Yes! I have actually read the book a few times. For me understanding why i'm doing something helps me stay committed. It starts with food takes some really complicated information and puts it into a context that is easy to understand and I thought it was a quick read. You obviously don't have to read it to complete the whole 30 but I got a lot out of it.
3. Specific followups to #1: Did you see noticeable changes in your energy level/mood/skin/weight?
If you can make it through the first 7-10 days you will really start to see and feel the benefits of the changes. Your taste buds start to change and fruits and vegetables actually start to taste way better than they ever did. I couldn't believe how good a honey crisp apple tasted. And it was almost too sweet for my stomach to handle. You will be much more in tune with your body and what its telling you it needs. Sleep generally improves and you have more energy. You may not know just how might lighter you feel until you try to each something off the diet again and your body doesn't like it.
I lost weight and gained muscle (I had more energy in my workouts). The picture I attached is from a few years ago and I didn't see all those results from 1 month but it does show where I started and what changing my eating habits has been able to help me get back to. I loved like it isn't about restricting calories.
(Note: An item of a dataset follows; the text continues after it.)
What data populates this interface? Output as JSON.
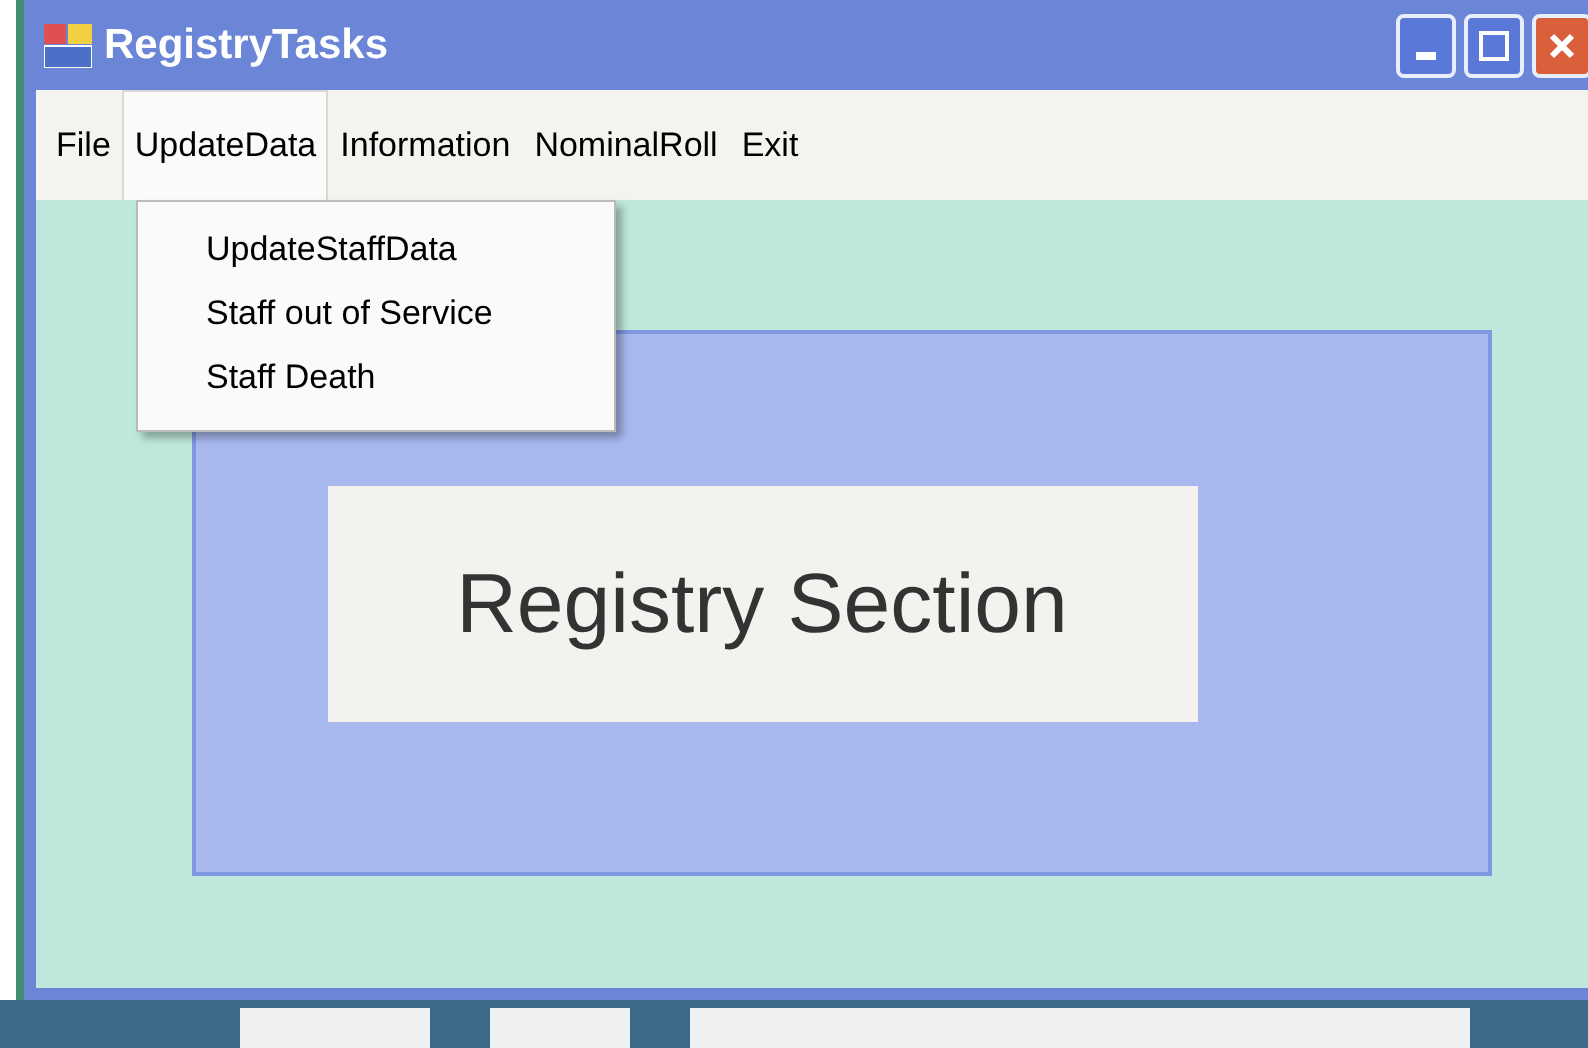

I've always had a big appetite and I can eat a ton... its just a ton of the right food that is nutrient dense. One of my friends did whole 30 with me in Jan about 5 months after she had a baby and she lost 15 lbs.
4. Was it hard as mess to stick to? Was it worth it? Did you go back to your same habits or did it change anything permanently for you?
It is hard to stick to. You will be very tempted to go crazy on day 31 and once you break the seal its easy to revert back. But its also an emotional process and when you go off sugar you realize that most of the time you are eating its not actually because you are hungry. Gaining that awareness has helped me continue to limit foods that I don't want in my diet regularly. And only splurging if its something I love and tastes amazing. For me meal prep and cooking are critical. I have to have food prepared so I dont have a reason to get fast food or stop at the vending machine and that takes time and effort. I generally make a fritta on Sunday with a bunch of veggies and then i can heat it up in the mornings. And on Sundays we cook a few big meals so we have food to eat for lunch during the week and freeze anything we don't want that week. Most people are good about doing meal prep the first week but then don't spend that same time in later weeks and that's where most people fall off the wagon. There is nothing worse then being really hungry and there being NOTHING around you can eat.
5. What was harder: giving up the foods you had to or planning ahead to not get caught in a bind?
I've started to really enjoy cooking so the meal prep isn't terrible its just time consuming. I buy veggies, eggs and meat in bulk from Costco and whenever I do cook I make a lot so I don't have to cook everyday. Some days you just don't have time. I think its definitely harder giving up the foods. I'm an emotional eater and not going to comfort food when I was stressed and upset was a challenge and still is.
1. Do it with other people
2. Follow whole 30 and whole30 food bloggers on instagram
3. Drink lots of water
4. Breakfast will be your favorite meal of the day
5. Dont be afraid of fats and protein. Feeling full is critical to avoiding temptation
6. Let me know if you need recipes!
Keight here again.
Okay so, there's my deal. It has a hashtag and will involve hash (sweet potato, specifically). Won't you join us Dukes? I'm so nervous and excited and wiggly (that might be all the water though). I know how helpful group accountability is to succeeding at new hard thing so PLEASE think it over! For me, my initial panicked thoughts of "Oh I could never do that!" were the first red flags that told me I probably have some unhealthy bonds with food and need a change. The parts of my brain that are addicted to Cap'n Crunch and 5 squares of dark chocolate at bedtime (for dental health!) are still putting up a fight for survival and are not going quietly. I shall smother them with kale (that's a plant, right?).
Let's do this.